[Element data from apps and pages]

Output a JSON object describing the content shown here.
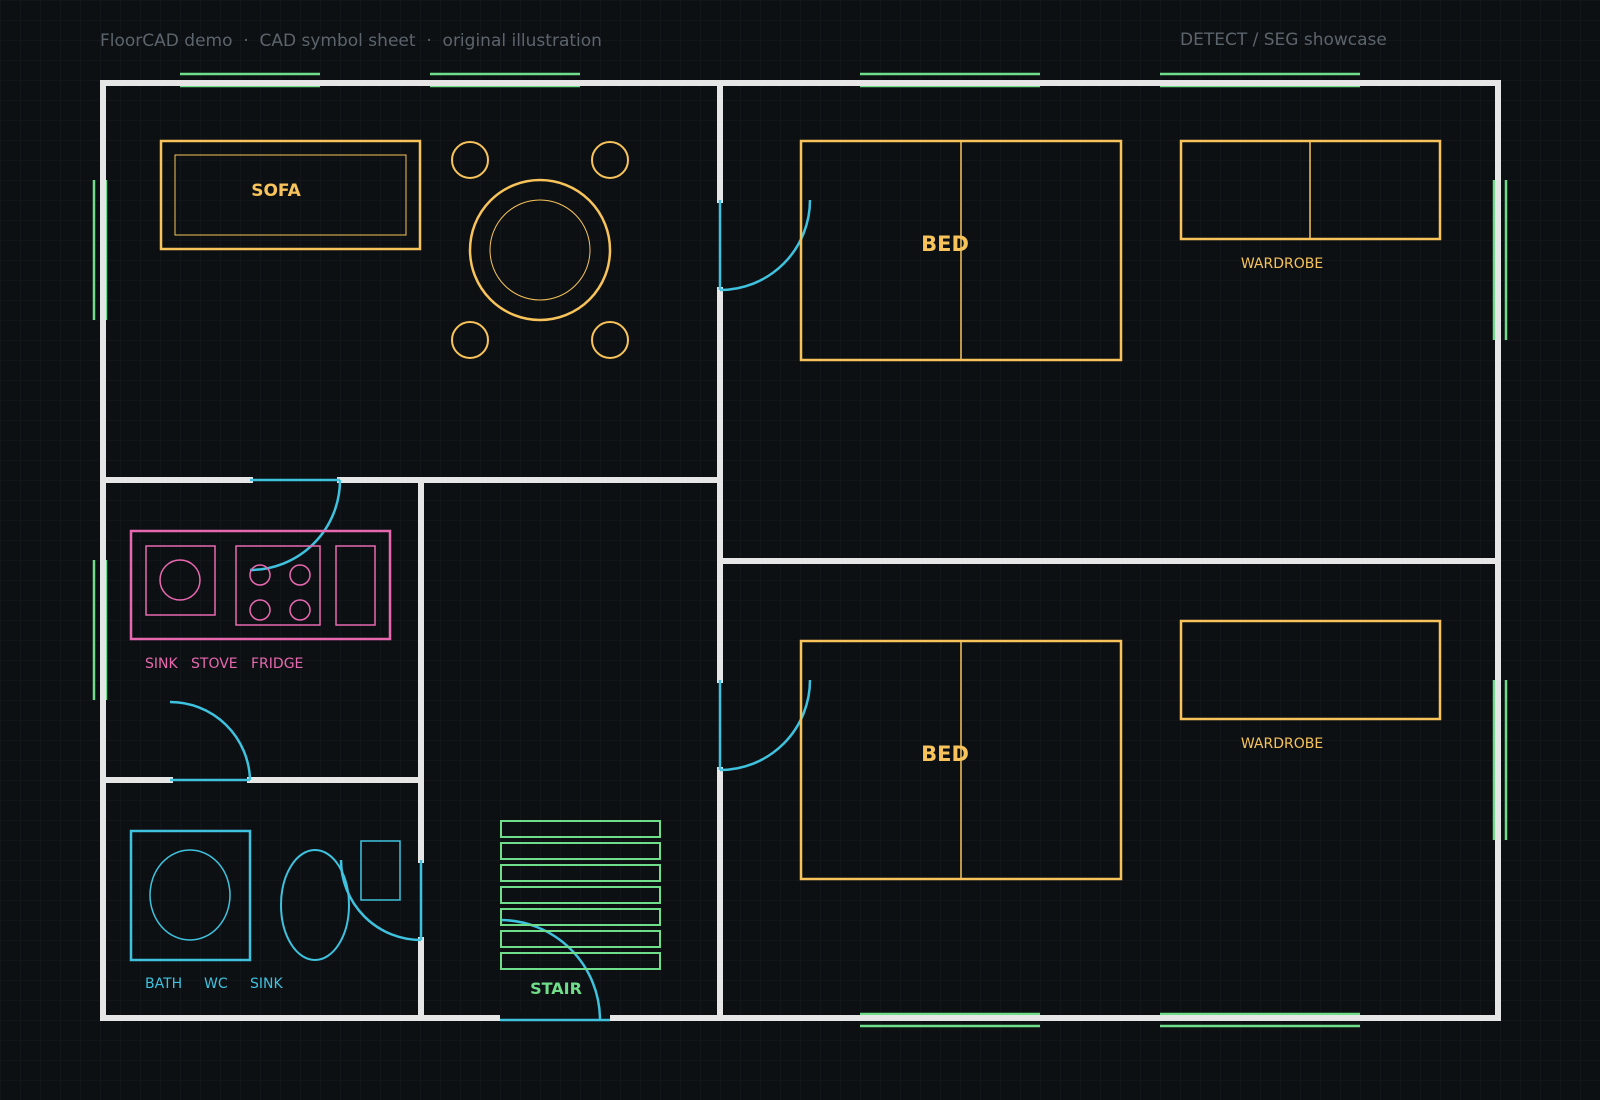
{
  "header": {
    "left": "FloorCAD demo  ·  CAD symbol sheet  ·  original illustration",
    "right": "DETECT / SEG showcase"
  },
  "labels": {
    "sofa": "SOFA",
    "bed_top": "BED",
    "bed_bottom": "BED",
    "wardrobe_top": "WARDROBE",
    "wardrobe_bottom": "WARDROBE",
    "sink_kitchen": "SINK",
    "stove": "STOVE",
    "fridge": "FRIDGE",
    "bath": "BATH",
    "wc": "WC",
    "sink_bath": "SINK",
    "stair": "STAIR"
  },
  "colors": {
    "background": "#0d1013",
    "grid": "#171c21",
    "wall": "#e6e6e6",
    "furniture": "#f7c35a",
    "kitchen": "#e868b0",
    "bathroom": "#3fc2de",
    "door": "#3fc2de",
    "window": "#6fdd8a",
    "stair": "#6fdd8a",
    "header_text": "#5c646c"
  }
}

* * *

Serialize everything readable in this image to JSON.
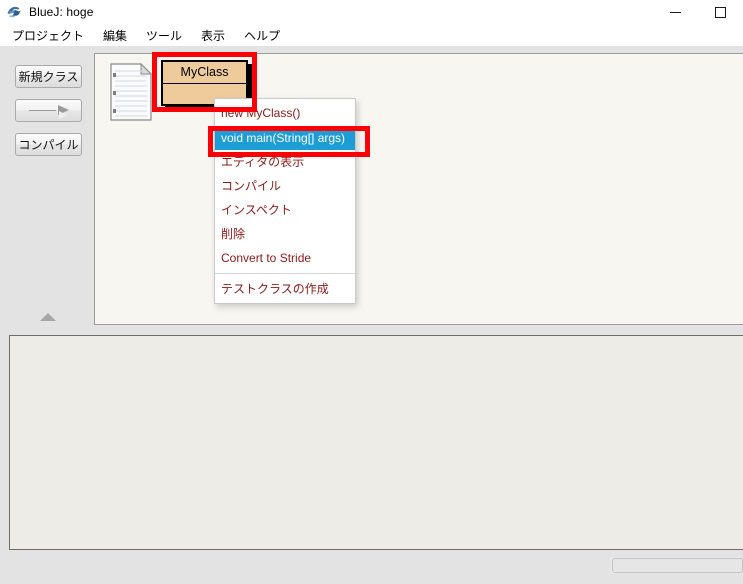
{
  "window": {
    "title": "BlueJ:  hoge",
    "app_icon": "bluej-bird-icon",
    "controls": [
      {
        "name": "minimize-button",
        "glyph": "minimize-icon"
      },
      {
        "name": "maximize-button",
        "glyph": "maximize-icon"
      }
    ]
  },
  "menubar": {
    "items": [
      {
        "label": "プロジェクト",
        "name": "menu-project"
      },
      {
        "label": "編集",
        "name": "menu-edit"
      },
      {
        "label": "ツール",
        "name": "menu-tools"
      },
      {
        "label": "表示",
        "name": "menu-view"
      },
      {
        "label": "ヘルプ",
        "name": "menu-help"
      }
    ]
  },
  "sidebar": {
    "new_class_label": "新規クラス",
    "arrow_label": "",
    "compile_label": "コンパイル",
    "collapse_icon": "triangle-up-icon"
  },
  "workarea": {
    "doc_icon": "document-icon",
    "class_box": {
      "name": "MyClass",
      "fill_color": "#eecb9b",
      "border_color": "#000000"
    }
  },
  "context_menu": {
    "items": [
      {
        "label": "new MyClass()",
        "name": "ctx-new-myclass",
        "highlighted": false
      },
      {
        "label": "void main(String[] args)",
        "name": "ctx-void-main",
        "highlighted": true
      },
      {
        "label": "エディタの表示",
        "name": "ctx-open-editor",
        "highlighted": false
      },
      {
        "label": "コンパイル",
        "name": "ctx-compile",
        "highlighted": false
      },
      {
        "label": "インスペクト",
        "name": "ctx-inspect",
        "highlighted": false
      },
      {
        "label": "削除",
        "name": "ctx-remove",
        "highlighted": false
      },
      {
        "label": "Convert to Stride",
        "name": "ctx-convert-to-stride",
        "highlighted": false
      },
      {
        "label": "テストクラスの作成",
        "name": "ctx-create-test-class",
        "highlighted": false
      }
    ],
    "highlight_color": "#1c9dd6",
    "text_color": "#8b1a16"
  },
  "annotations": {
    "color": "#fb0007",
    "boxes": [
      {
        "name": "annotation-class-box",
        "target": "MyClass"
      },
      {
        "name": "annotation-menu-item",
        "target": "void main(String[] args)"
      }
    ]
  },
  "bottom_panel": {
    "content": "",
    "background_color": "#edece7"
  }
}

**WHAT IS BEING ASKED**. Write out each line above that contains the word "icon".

**SOLUTION TO THIS TASK**.
    "app_icon": "bluej-bird-icon",
        "glyph": "minimize-icon"
        "glyph": "maximize-icon"
    "collapse_icon": "triangle-up-icon"
    "doc_icon": "document-icon",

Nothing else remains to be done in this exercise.